FC Barcelona is regarded as one of the most successful and iconic football clubs in the world and has a rich history of enormous success on the football pitch. It has also claimed some of the best footballers in history such as Ronaldinho, Johan Cruyff and Lionel Messi.
With such an impressive past, it is perhaps easy for some remarkable pieces of the club's history to go under the radar. One such example which doesn’t get the attention it deserves is the amazing story of the Irishman, Patrick O’Connell, who many claim to be the man who saved FC Barcelona.

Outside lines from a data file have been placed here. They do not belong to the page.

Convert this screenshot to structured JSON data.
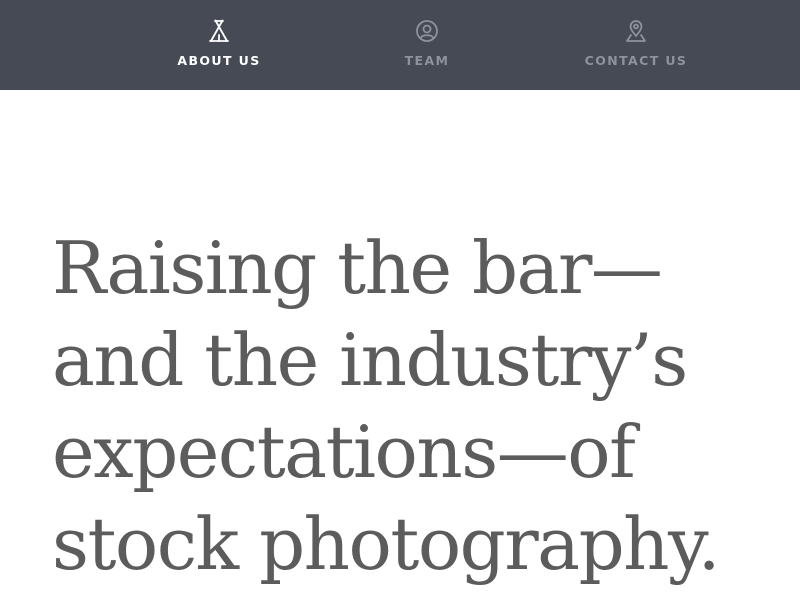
{
  "nav": {
    "items": [
      {
        "label": "ABOUT US",
        "icon": "tent-icon",
        "active": true
      },
      {
        "label": "TEAM",
        "icon": "user-circle-icon",
        "active": false
      },
      {
        "label": "CONTACT US",
        "icon": "map-pin-icon",
        "active": false
      }
    ]
  },
  "hero": {
    "heading": "Raising the bar—and the industry’s expectations—of stock photography."
  },
  "colors": {
    "nav_background": "#454a55",
    "nav_active_text": "#ffffff",
    "nav_inactive_text": "#8d929b",
    "heading_text": "#5c5c5c",
    "page_background": "#ffffff"
  }
}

Born in Drumcondra, Dublin in 1887, O’Connell enjoyed a very successful playing and managerial career. After leaving Ireland to play in England, he enjoyed spells at Sheffield Wednesday, Hull City and even captained another major club, Manchester United.
It was football management which brought O’Connell to Spain first managing Racing Santander before taking over at Real Oviedo and subsequently Real Betis. He enjoyed enormous success at Betis and helped the side win their only-ever La Liga title in 1935.

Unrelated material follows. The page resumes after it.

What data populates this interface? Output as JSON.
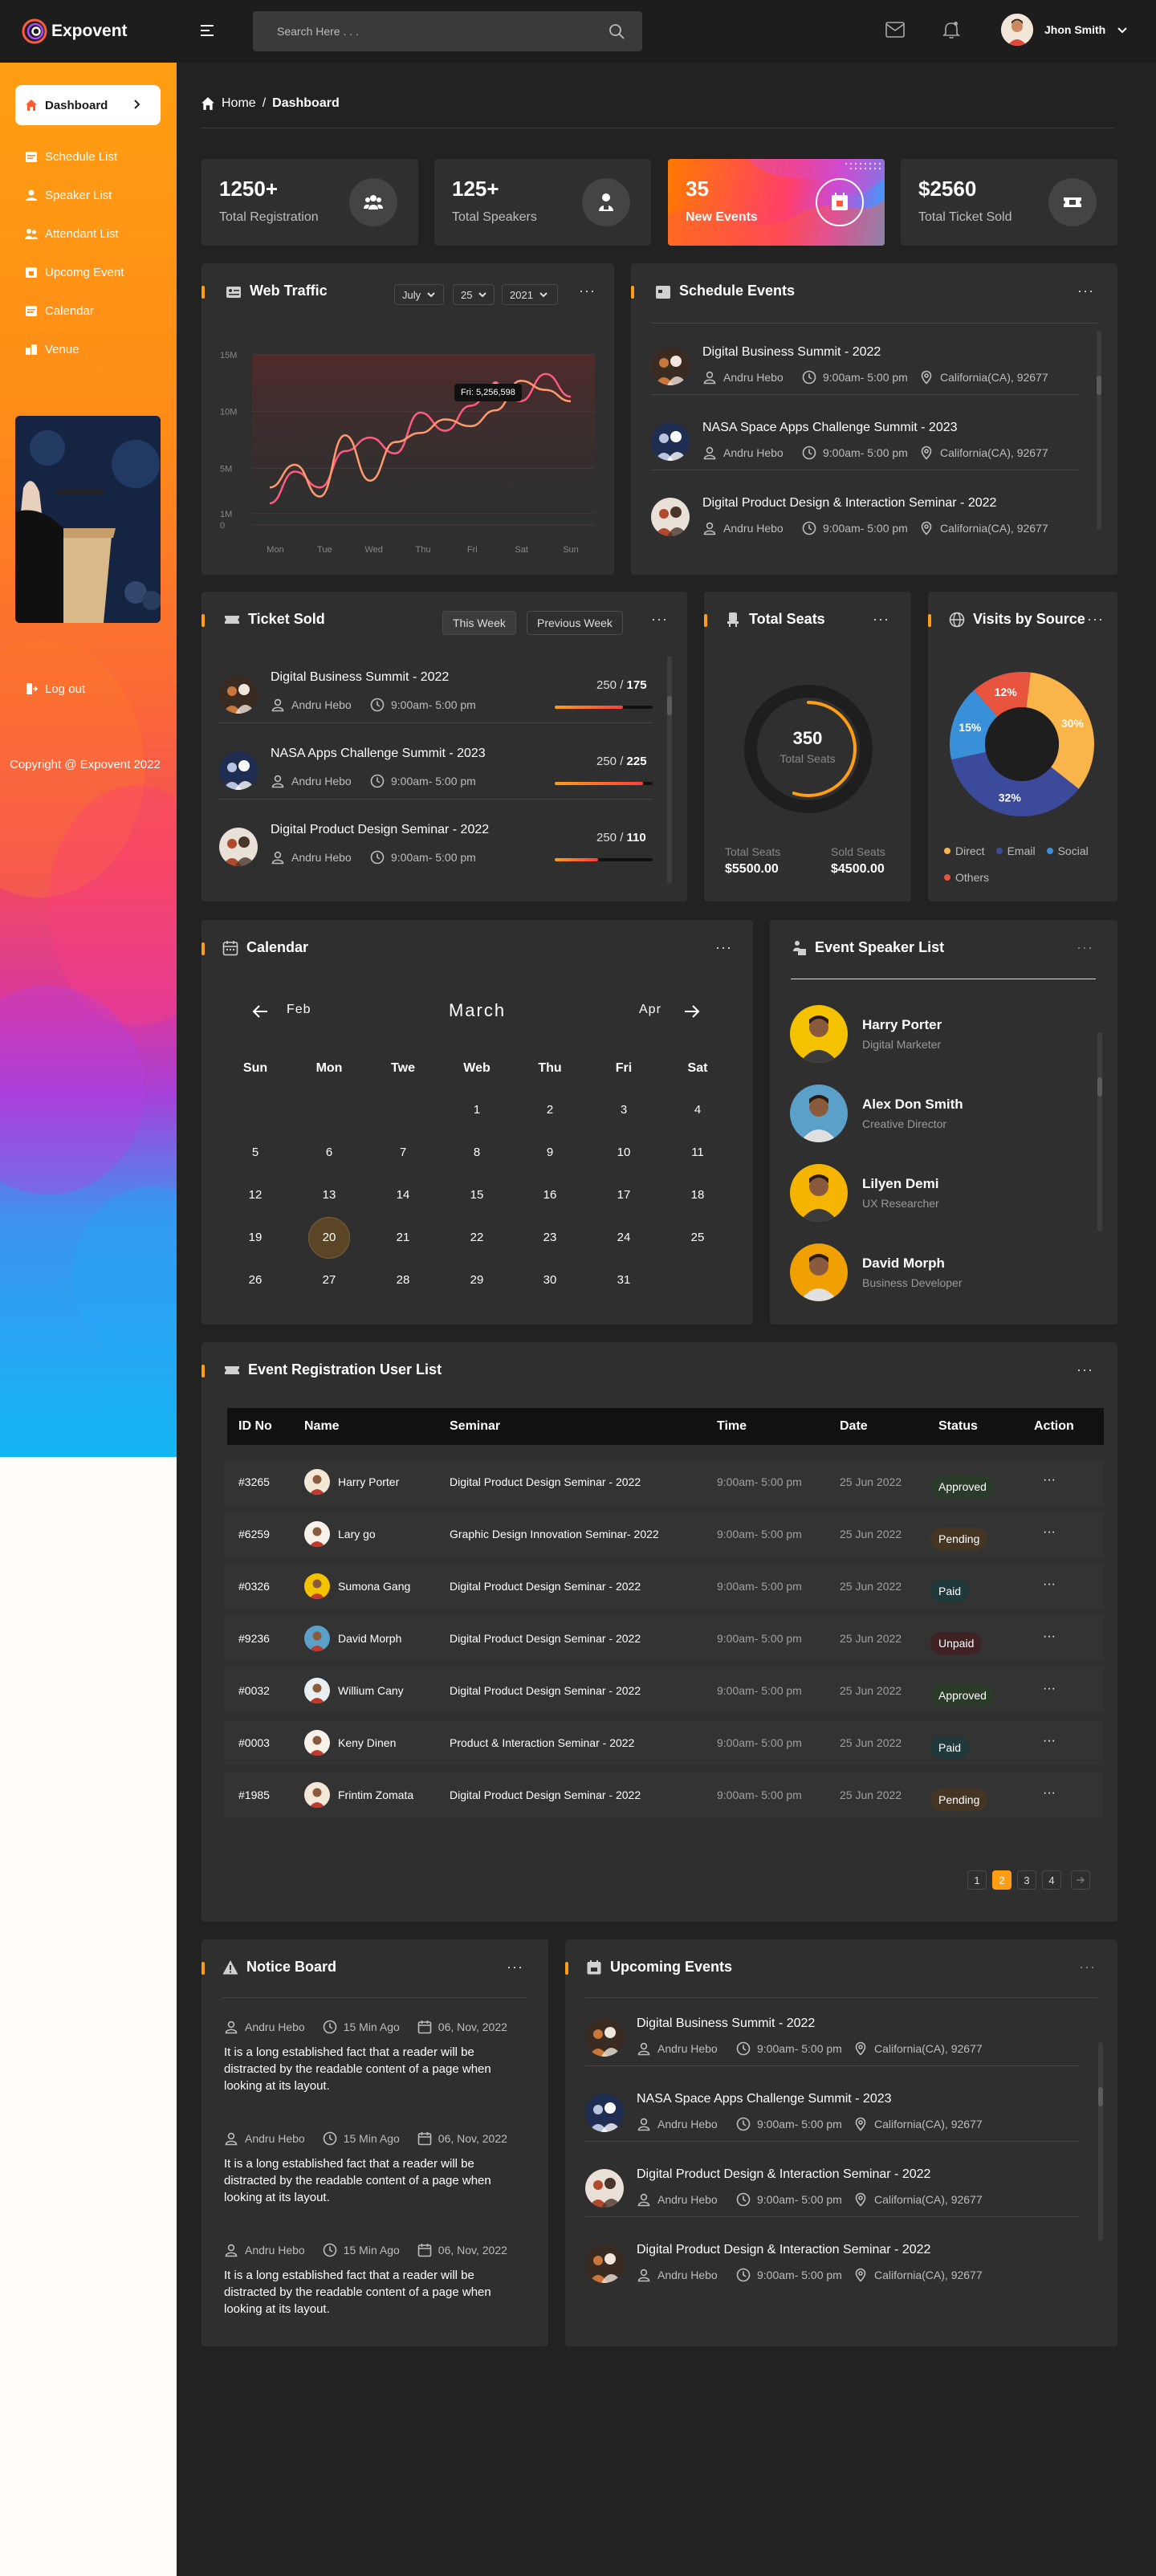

The victory caught the eye of the Catalan giants who appointed O’Connell the following year. Not long into his position, the situation in Spain was rocked by the outbreak of the Spanish civil war.
Barcelona was a Republican stronghold at the time and the city strongly opposed Francisco Franco’s fascist regime. The war also crippled the finances of the football club and threatened its very existence.
To avoid financial ruin, O’Connell toured the United States and Mexico, playing matches and raising funds to save the club. Nathan Mannion from the Irish Emigration Museum, has studied O'Connell's story in great detail.
He told the Irish Central that “The club had significant debts before they left, so they toured the US and Mexico and played some exhibition matches there. They managed to raise about $12,900, a significant amount that covered their debts. They kept the money in a French bank account for safety purposes.”
While not all the players ended up returning to Barcelona, O’Connell did and ensured the club got the proceeds of the tour. He also continued to manage the side during the civil war.
After managing more sides in Spain, he returned to London in 1949 and died in 1959 having never truly gotten the recognition for his achievements. The story has gone somewhat under the radar in both Irish and Barcelona football histories but it is a frightening thought about what football could have been like without the intervention and determination of O’Connell and his Barcelona side.